Experiment time came right away. I had to leave town for the weekend as we were expecting our coldest days this winter. Highs in the single digits and windchill in the -20 possible overnights. In VA, even in the mountains, that is unusually cold.
I was leaving Friday while the temps were still normal cold (20s). But Dee persisted: animals know what the weather is bringing. Better than we do.
I brought both blankets and no lead ropes/halters. I didn’t do the hold up and put the head in trick because I’d never tried it before and wasn’t sure if they’d know what I meant. But I did put the blanket on slowly one step at a time. I know my horses can communicate if they are happy or not.
Faygo stood while I blanketed her and seemed fine with the idea. Deal.
Khaleesi said No Deal.
She nipped in my direction and tried to step away. I took the blanket off and said:
Ok- you know best. I’m sure you’ll be fine. I respect your choice not to use a blanket.
And I left.
When I returned on Sunday, the weather was calling to get worse. We were now expecting sleet, snow and freezing rain. I went to visit the girls and they were acting frisky. Even I could feel the change in the air.
I brought some grain and Khaleesi’s blanket. I can assure you she doesn’t care enough for grain to let me blanket her if she doesn’t want to. She will still nip toward me and walk away (to faygos bowl for sure!) so the grain was not a bribe and she was eating on Friday when I tried to blanket her as well- the day she clearly said No Deal.
I walked up and showed her the blanket. She smelled it and went back to eating. I walked over to her fully expecting she would side step- she stood like a statue. I set the folded half onto her rump. Not a twitch.
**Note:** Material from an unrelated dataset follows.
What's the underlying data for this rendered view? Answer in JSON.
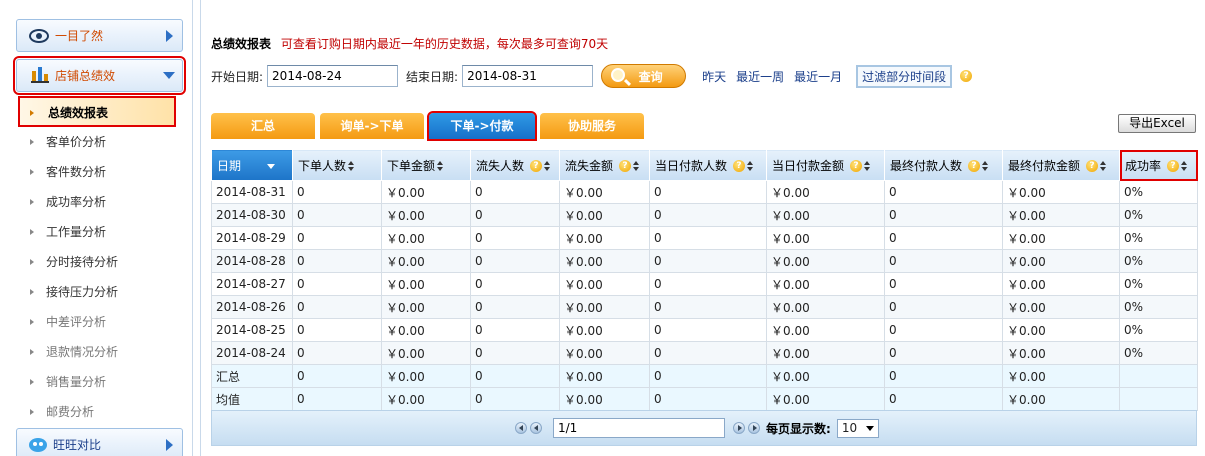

I unfolded it onto her back and she didn’t move or nip toward me. I adjusted it to be sure. Nothing. Finally I reached under her and around her chest to buckle it up. No question she would normally have no trouble nosing me or nipping at the air. Not a sign.
I was honestly amazed. In the past if I wanted to blanket her I would have never gone without a halter. I always assumed I’d have to tie her to get it on.
She was communicating with me and I’d just ignored her because “I knew best“.
There are times when she might just have to “Deal” because we have no choice… A vet needs her to stand still or we have to go for a ride and she needs her saddle on… She doesn’t want to go that way on the trail. She might say she doesn’t like it but I’ll have to override her. Sometimes I DO know best.
However, if I want to have a good relationship and for her to have a positive opinion of me- and I do because I need to trust her with my life and safety- then maybe I need to start trying to understand her better.
Maybe sometimes I can respect her wishes (no blanket is a pretty easy one to start with), and then she might compromise with me when I have to insist on my way. Maybe I can work with her without losing my leader status. I can’t truly ‘force’ her to respect me- you can only force someone to fear you – and even then it’s questionable.
I want my horse to have a high opinion of me. A good opinion of me. I do not want her to fear me, but to respect me. That means I have to be worthy of that respect somehow. This means I have to try to see things from her perspective.
Today I went out in the snow to feed some grain. Then I walked up to the hay bale to inspect it- all good- and down to the water – also all good.
Then I decided to take a walk around the field and see what would happen. The horses had followed me to the hay and were munching. They seemed to ignore me. I walked all the way to the far end of the field and once I got there I turned to see them (Khaleesi leading the way) coming over to follow me. Curious as to what I was doing.
She continued to follow me as I wandered in the field. Faygo just behind- if Faygo got too close to me Khaleesi would chase her off to keep some distance.
She was like my shadow- just at my shoulder.
It was nice to just walk around with them at liberty in their own space. I loved that they chose to spend time with me. After a while I was getting cold and damp from the snow- time for me to go.
She then followed me all the way back to the gate and stood at the fence watching as I drove away.